_Problem to solve_
For this exercise, repeat the whole listing below exactly. Leave the pictures out.

_Task inputs_
---

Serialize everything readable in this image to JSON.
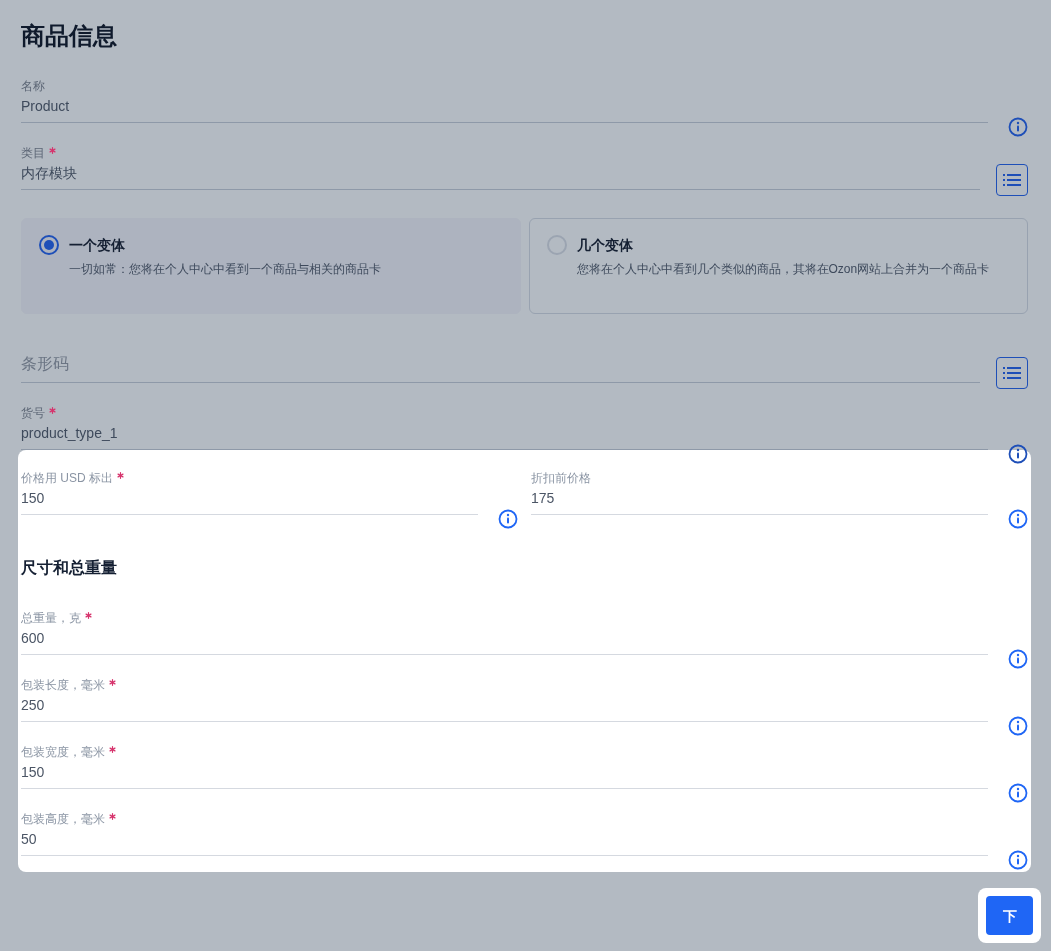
{
  "title": "商品信息",
  "top_fields": [
    {
      "kind": "info",
      "label": "名称",
      "required": false,
      "value": "Product"
    },
    {
      "kind": "list",
      "label": "类目",
      "required": true,
      "value": "内存模块"
    }
  ],
  "variants": [
    {
      "title": "一个变体",
      "description": "一切如常：您将在个人中心中看到一个商品与相关的商品卡",
      "selected": true
    },
    {
      "title": "几个变体",
      "description": "您将在个人中心中看到几个类似的商品，其将在Ozon网站上合并为一个商品卡",
      "selected": false
    }
  ],
  "middle_fields": [
    {
      "kind": "list",
      "placeholder": "条形码"
    },
    {
      "kind": "info",
      "label": "货号",
      "required": true,
      "value": "product_type_1"
    }
  ],
  "price_fields": [
    {
      "kind": "info",
      "label": "价格用 USD 标出",
      "required": true,
      "value": "150"
    },
    {
      "kind": "info",
      "label": "折扣前价格",
      "required": false,
      "value": "175"
    }
  ],
  "dimensions": {
    "title": "尺寸和总重量",
    "fields": [
      {
        "kind": "info",
        "label": "总重量，克",
        "required": true,
        "value": "600"
      },
      {
        "kind": "info",
        "label": "包装长度，毫米",
        "required": true,
        "value": "250"
      },
      {
        "kind": "info",
        "label": "包装宽度，毫米",
        "required": true,
        "value": "150"
      },
      {
        "kind": "info",
        "label": "包装高度，毫米",
        "required": true,
        "value": "50"
      }
    ]
  },
  "next_button": "下"
}
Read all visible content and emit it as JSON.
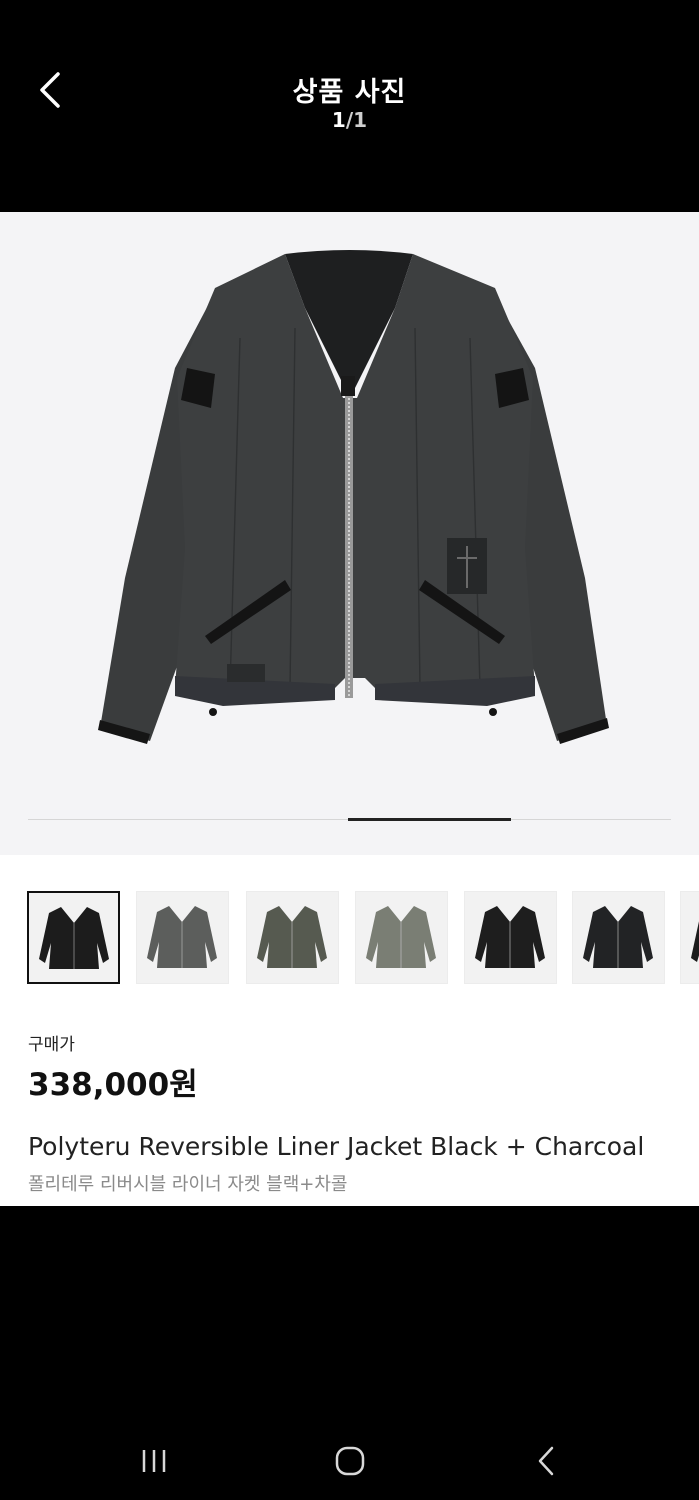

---

_Your response_
Serialize everything readable in this image to JSON.
{
  "title": "商品信息",
  "top_fields": [
    {
      "kind": "info",
      "label": "名称",
      "required": false,
      "value": "Product"
    },
    {
      "kind": "list",
      "label": "类目",
      "required": true,
      "value": "内存模块"
    }
  ],
  "variants": [
    {
      "title": "一个变体",
      "description": "一切如常：您将在个人中心中看到一个商品与相关的商品卡",
      "selected": true
    },
    {
      "title": "几个变体",
      "description": "您将在个人中心中看到几个类似的商品，其将在Ozon网站上合并为一个商品卡",
      "selected": false
    }
  ],
  "middle_fields": [
    {
      "kind": "list",
      "placeholder": "条形码"
    },
    {
      "kind": "info",
      "label": "货号",
      "required": true,
      "value": "product_type_1"
    }
  ],
  "price_fields": [
    {
      "kind": "info",
      "label": "价格用 USD 标出",
      "required": true,
      "value": "150"
    },
    {
      "kind": "info",
      "label": "折扣前价格",
      "required": false,
      "value": "175"
    }
  ],
  "dimensions": {
    "title": "尺寸和总重量",
    "fields": [
      {
        "kind": "info",
        "label": "总重量，克",
        "required": true,
        "value": "600"
      },
      {
        "kind": "info",
        "label": "包装长度，毫米",
        "required": true,
        "value": "250"
      },
      {
        "kind": "info",
        "label": "包装宽度，毫米",
        "required": true,
        "value": "150"
      },
      {
        "kind": "info",
        "label": "包装高度，毫米",
        "required": true,
        "value": "50"
      }
    ]
  },
  "next_button": "下"
}
Read all visible content and emit it as JSON.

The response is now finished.